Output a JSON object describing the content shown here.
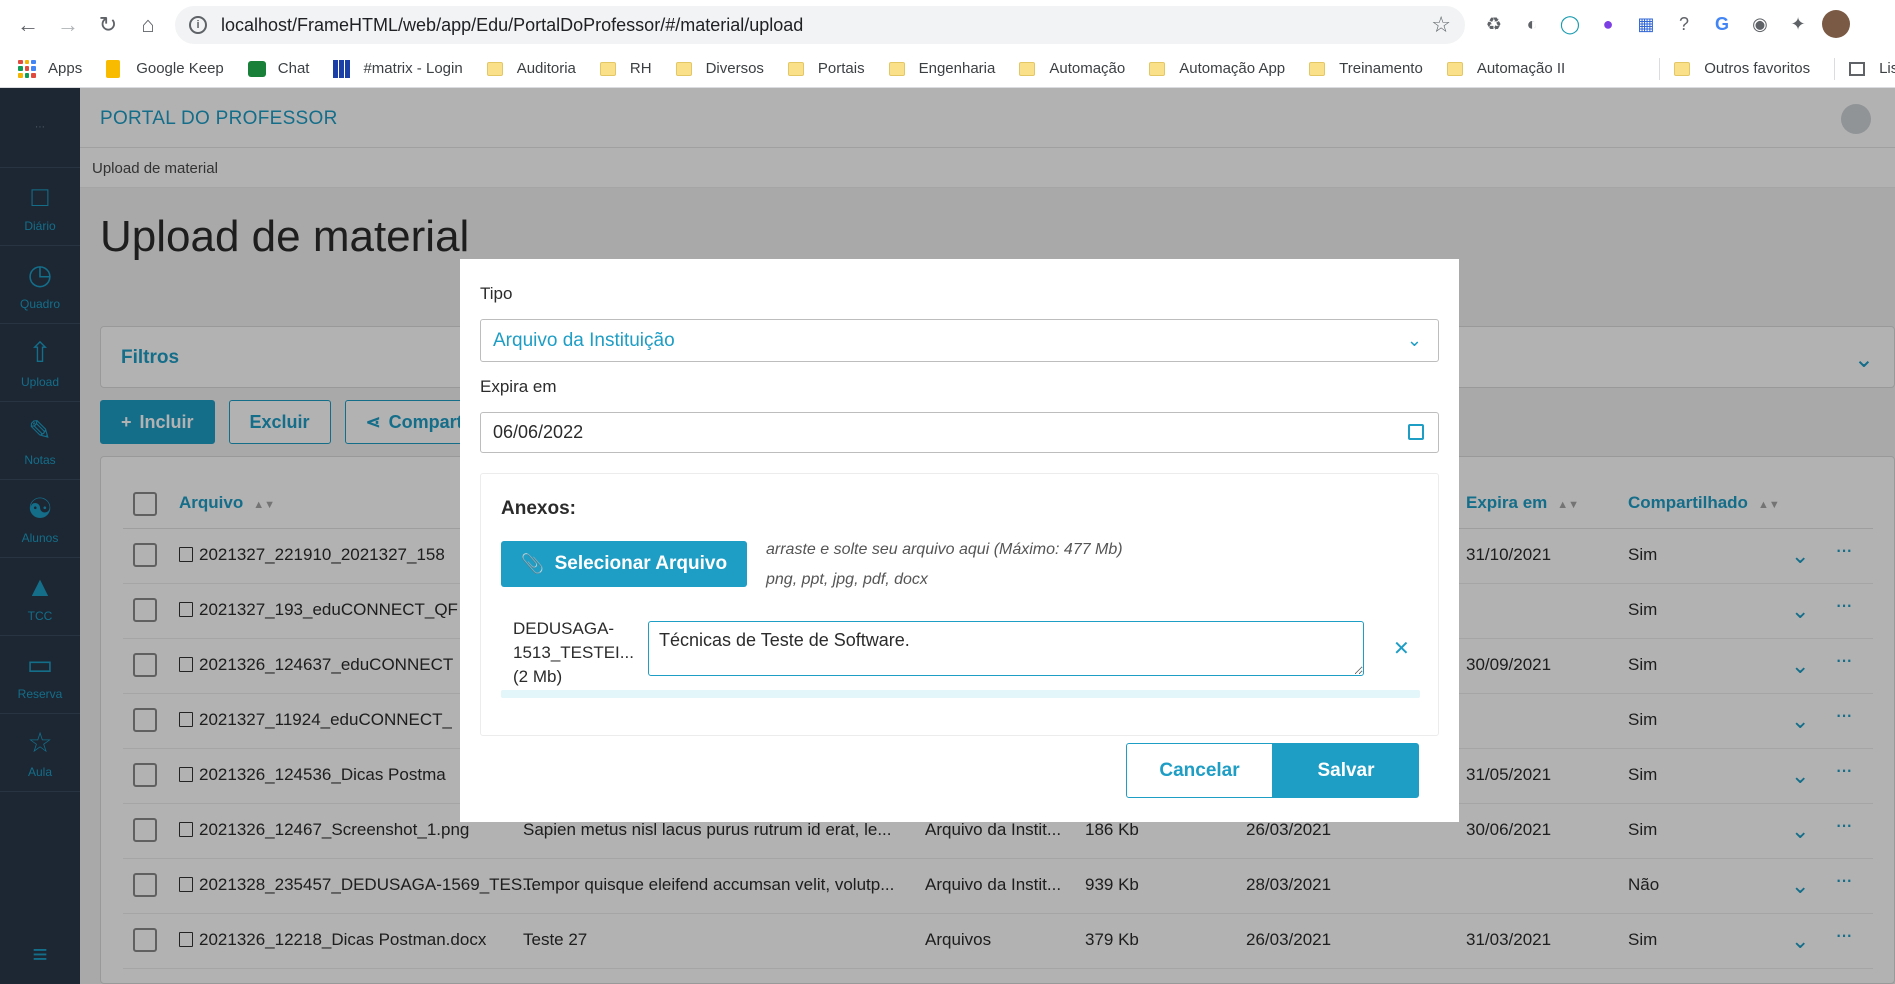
{
  "browser": {
    "url": "localhost/FrameHTML/web/app/Edu/PortalDoProfessor/#/material/upload",
    "bookmarks": [
      "Apps",
      "Google Keep",
      "Chat",
      "#matrix - Login",
      "Auditoria",
      "RH",
      "Diversos",
      "Portais",
      "Engenharia",
      "Automação",
      "Automação App",
      "Treinamento",
      "Automação II"
    ],
    "bookmarks_right": [
      "Outros favoritos",
      "Lista de leitur"
    ]
  },
  "app": {
    "title": "PORTAL DO PROFESSOR",
    "breadcrumb": "Upload de material",
    "page_title": "Upload de material"
  },
  "sidebar": {
    "items": [
      {
        "label": "Diário",
        "icon": "book-icon"
      },
      {
        "label": "Quadro",
        "icon": "clock-icon"
      },
      {
        "label": "Upload",
        "icon": "upload-icon"
      },
      {
        "label": "Notas",
        "icon": "pencil-icon"
      },
      {
        "label": "Alunos",
        "icon": "person-icon"
      },
      {
        "label": "TCC",
        "icon": "graduation-cap-icon"
      },
      {
        "label": "Reserva",
        "icon": "monitor-icon"
      },
      {
        "label": "Aula",
        "icon": "calendar-star-icon"
      }
    ]
  },
  "filters": {
    "label": "Filtros"
  },
  "actions": {
    "include": "Incluir",
    "delete": "Excluir",
    "share": "Compartil"
  },
  "table": {
    "headers": {
      "file": "Arquivo",
      "expires": "Expira em",
      "shared": "Compartilhado"
    },
    "rows": [
      {
        "file": "2021327_221910_2021327_158",
        "desc": "",
        "type": "",
        "size": "",
        "date": "",
        "expires": "31/10/2021",
        "shared": "Sim",
        "icon": "image"
      },
      {
        "file": "2021327_193_eduCONNECT_QF",
        "desc": "",
        "type": "",
        "size": "",
        "date": "",
        "expires": "",
        "shared": "Sim",
        "icon": "image"
      },
      {
        "file": "2021326_124637_eduCONNECT",
        "desc": "",
        "type": "",
        "size": "",
        "date": "",
        "expires": "30/09/2021",
        "shared": "Sim",
        "icon": "image"
      },
      {
        "file": "2021327_11924_eduCONNECT_",
        "desc": "",
        "type": "",
        "size": "",
        "date": "",
        "expires": "",
        "shared": "Sim",
        "icon": "image"
      },
      {
        "file": "2021326_124536_Dicas Postma",
        "desc": "",
        "type": "",
        "size": "",
        "date": "",
        "expires": "31/05/2021",
        "shared": "Sim",
        "icon": "doc"
      },
      {
        "file": "2021326_12467_Screenshot_1.png",
        "desc": "Sapien metus nisl lacus purus rutrum id erat, le...",
        "type": "Arquivo da Instit...",
        "size": "186 Kb",
        "date": "26/03/2021",
        "expires": "30/06/2021",
        "shared": "Sim",
        "icon": "image"
      },
      {
        "file": "2021328_235457_DEDUSAGA-1569_TES...",
        "desc": "Tempor quisque eleifend accumsan velit, volutp...",
        "type": "Arquivo da Instit...",
        "size": "939 Kb",
        "date": "28/03/2021",
        "expires": "",
        "shared": "Não",
        "icon": "doc"
      },
      {
        "file": "2021326_12218_Dicas Postman.docx",
        "desc": "Teste 27",
        "type": "Arquivos",
        "size": "379 Kb",
        "date": "26/03/2021",
        "expires": "31/03/2021",
        "shared": "Sim",
        "icon": "doc"
      }
    ]
  },
  "modal": {
    "type_label": "Tipo",
    "type_value": "Arquivo da Instituição",
    "expires_label": "Expira em",
    "expires_value": "06/06/2022",
    "attachments_label": "Anexos:",
    "select_file": "Selecionar Arquivo",
    "drop_hint": "arraste e solte seu arquivo aqui (Máximo: 477 Mb)",
    "formats_hint": "png, ppt, jpg, pdf, docx",
    "file_name_line1": "DEDUSAGA-",
    "file_name_line2": "1513_TESTEI...",
    "file_size": "(2 Mb)",
    "description": "Técnicas de Teste de Software.",
    "cancel": "Cancelar",
    "save": "Salvar"
  },
  "colors": {
    "accent": "#1e9dc5",
    "sidebar": "#29394a"
  }
}
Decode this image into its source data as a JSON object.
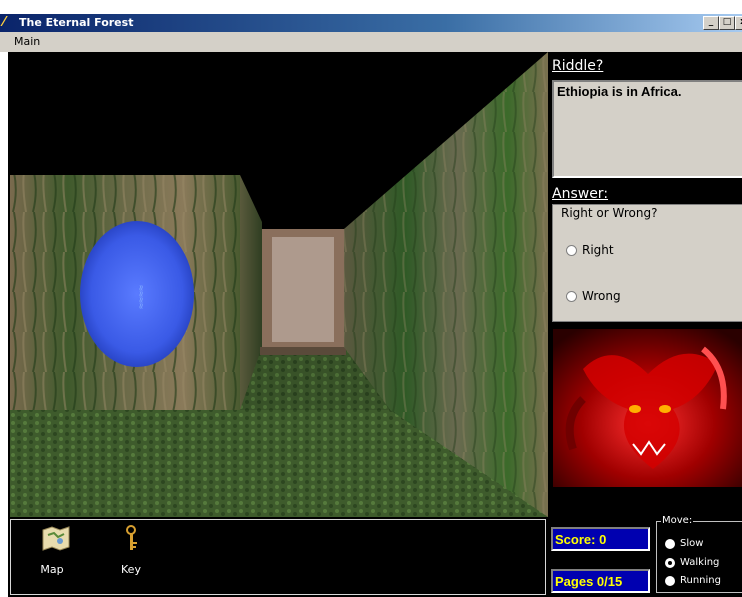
{
  "window": {
    "title": "The Eternal Forest",
    "minimize": "_",
    "maximize": "□",
    "close": "x"
  },
  "menu": {
    "items": [
      {
        "label": "Main"
      }
    ]
  },
  "riddle": {
    "header": "Riddle?",
    "text": "Ethiopia is in Africa."
  },
  "answer": {
    "header": "Answer:",
    "group_title": "Right or Wrong?",
    "options": [
      {
        "label": "Right",
        "selected": false
      },
      {
        "label": "Wrong",
        "selected": false
      }
    ]
  },
  "inventory": {
    "items": [
      {
        "label": "Map",
        "icon": "map-icon"
      },
      {
        "label": "Key",
        "icon": "key-icon"
      }
    ]
  },
  "status": {
    "score": "Score: 0",
    "pages": "Pages 0/15"
  },
  "move": {
    "title": "Move:",
    "options": [
      {
        "label": "Slow",
        "selected": false
      },
      {
        "label": "Walking",
        "selected": true
      },
      {
        "label": "Running",
        "selected": false
      }
    ]
  },
  "colors": {
    "titlebar": "#0a246a",
    "score_bg": "#0000b0",
    "score_text": "#ffff00",
    "portal": "#3d5ee8"
  }
}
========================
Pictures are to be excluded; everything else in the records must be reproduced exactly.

* [Response to this exercise]:
Output a JSON object describing the content shown here.
{
  "browser": {
    "url": "localhost/FrameHTML/web/app/Edu/PortalDoProfessor/#/material/upload",
    "bookmarks": [
      "Apps",
      "Google Keep",
      "Chat",
      "#matrix - Login",
      "Auditoria",
      "RH",
      "Diversos",
      "Portais",
      "Engenharia",
      "Automação",
      "Automação App",
      "Treinamento",
      "Automação II"
    ],
    "bookmarks_right": [
      "Outros favoritos",
      "Lista de leitur"
    ]
  },
  "app": {
    "title": "PORTAL DO PROFESSOR",
    "breadcrumb": "Upload de material",
    "page_title": "Upload de material"
  },
  "sidebar": {
    "items": [
      {
        "label": "Diário",
        "icon": "book-icon"
      },
      {
        "label": "Quadro",
        "icon": "clock-icon"
      },
      {
        "label": "Upload",
        "icon": "upload-icon"
      },
      {
        "label": "Notas",
        "icon": "pencil-icon"
      },
      {
        "label": "Alunos",
        "icon": "person-icon"
      },
      {
        "label": "TCC",
        "icon": "graduation-cap-icon"
      },
      {
        "label": "Reserva",
        "icon": "monitor-icon"
      },
      {
        "label": "Aula",
        "icon": "calendar-star-icon"
      }
    ]
  },
  "filters": {
    "label": "Filtros"
  },
  "actions": {
    "include": "Incluir",
    "delete": "Excluir",
    "share": "Compartil"
  },
  "table": {
    "headers": {
      "file": "Arquivo",
      "expires": "Expira em",
      "shared": "Compartilhado"
    },
    "rows": [
      {
        "file": "2021327_221910_2021327_158",
        "desc": "",
        "type": "",
        "size": "",
        "date": "",
        "expires": "31/10/2021",
        "shared": "Sim",
        "icon": "image"
      },
      {
        "file": "2021327_193_eduCONNECT_QF",
        "desc": "",
        "type": "",
        "size": "",
        "date": "",
        "expires": "",
        "shared": "Sim",
        "icon": "image"
      },
      {
        "file": "2021326_124637_eduCONNECT",
        "desc": "",
        "type": "",
        "size": "",
        "date": "",
        "expires": "30/09/2021",
        "shared": "Sim",
        "icon": "image"
      },
      {
        "file": "2021327_11924_eduCONNECT_",
        "desc": "",
        "type": "",
        "size": "",
        "date": "",
        "expires": "",
        "shared": "Sim",
        "icon": "image"
      },
      {
        "file": "2021326_124536_Dicas Postma",
        "desc": "",
        "type": "",
        "size": "",
        "date": "",
        "expires": "31/05/2021",
        "shared": "Sim",
        "icon": "doc"
      },
      {
        "file": "2021326_12467_Screenshot_1.png",
        "desc": "Sapien metus nisl lacus purus rutrum id erat, le...",
        "type": "Arquivo da Instit...",
        "size": "186 Kb",
        "date": "26/03/2021",
        "expires": "30/06/2021",
        "shared": "Sim",
        "icon": "image"
      },
      {
        "file": "2021328_235457_DEDUSAGA-1569_TES...",
        "desc": "Tempor quisque eleifend accumsan velit, volutp...",
        "type": "Arquivo da Instit...",
        "size": "939 Kb",
        "date": "28/03/2021",
        "expires": "",
        "shared": "Não",
        "icon": "doc"
      },
      {
        "file": "2021326_12218_Dicas Postman.docx",
        "desc": "Teste 27",
        "type": "Arquivos",
        "size": "379 Kb",
        "date": "26/03/2021",
        "expires": "31/03/2021",
        "shared": "Sim",
        "icon": "doc"
      }
    ]
  },
  "modal": {
    "type_label": "Tipo",
    "type_value": "Arquivo da Instituição",
    "expires_label": "Expira em",
    "expires_value": "06/06/2022",
    "attachments_label": "Anexos:",
    "select_file": "Selecionar Arquivo",
    "drop_hint": "arraste e solte seu arquivo aqui (Máximo: 477 Mb)",
    "formats_hint": "png, ppt, jpg, pdf, docx",
    "file_name_line1": "DEDUSAGA-",
    "file_name_line2": "1513_TESTEI...",
    "file_size": "(2 Mb)",
    "description": "Técnicas de Teste de Software.",
    "cancel": "Cancelar",
    "save": "Salvar"
  },
  "colors": {
    "accent": "#1e9dc5",
    "sidebar": "#29394a"
  }
}
Decode this image into its source data as a JSON object.
{
  "window": {
    "title": "The Eternal Forest",
    "minimize": "_",
    "maximize": "□",
    "close": "x"
  },
  "menu": {
    "items": [
      {
        "label": "Main"
      }
    ]
  },
  "riddle": {
    "header": "Riddle?",
    "text": "Ethiopia is in Africa."
  },
  "answer": {
    "header": "Answer:",
    "group_title": "Right or Wrong?",
    "options": [
      {
        "label": "Right",
        "selected": false
      },
      {
        "label": "Wrong",
        "selected": false
      }
    ]
  },
  "inventory": {
    "items": [
      {
        "label": "Map",
        "icon": "map-icon"
      },
      {
        "label": "Key",
        "icon": "key-icon"
      }
    ]
  },
  "status": {
    "score": "Score: 0",
    "pages": "Pages 0/15"
  },
  "move": {
    "title": "Move:",
    "options": [
      {
        "label": "Slow",
        "selected": false
      },
      {
        "label": "Walking",
        "selected": true
      },
      {
        "label": "Running",
        "selected": false
      }
    ]
  },
  "colors": {
    "titlebar": "#0a246a",
    "score_bg": "#0000b0",
    "score_text": "#ffff00",
    "portal": "#3d5ee8"
  }
}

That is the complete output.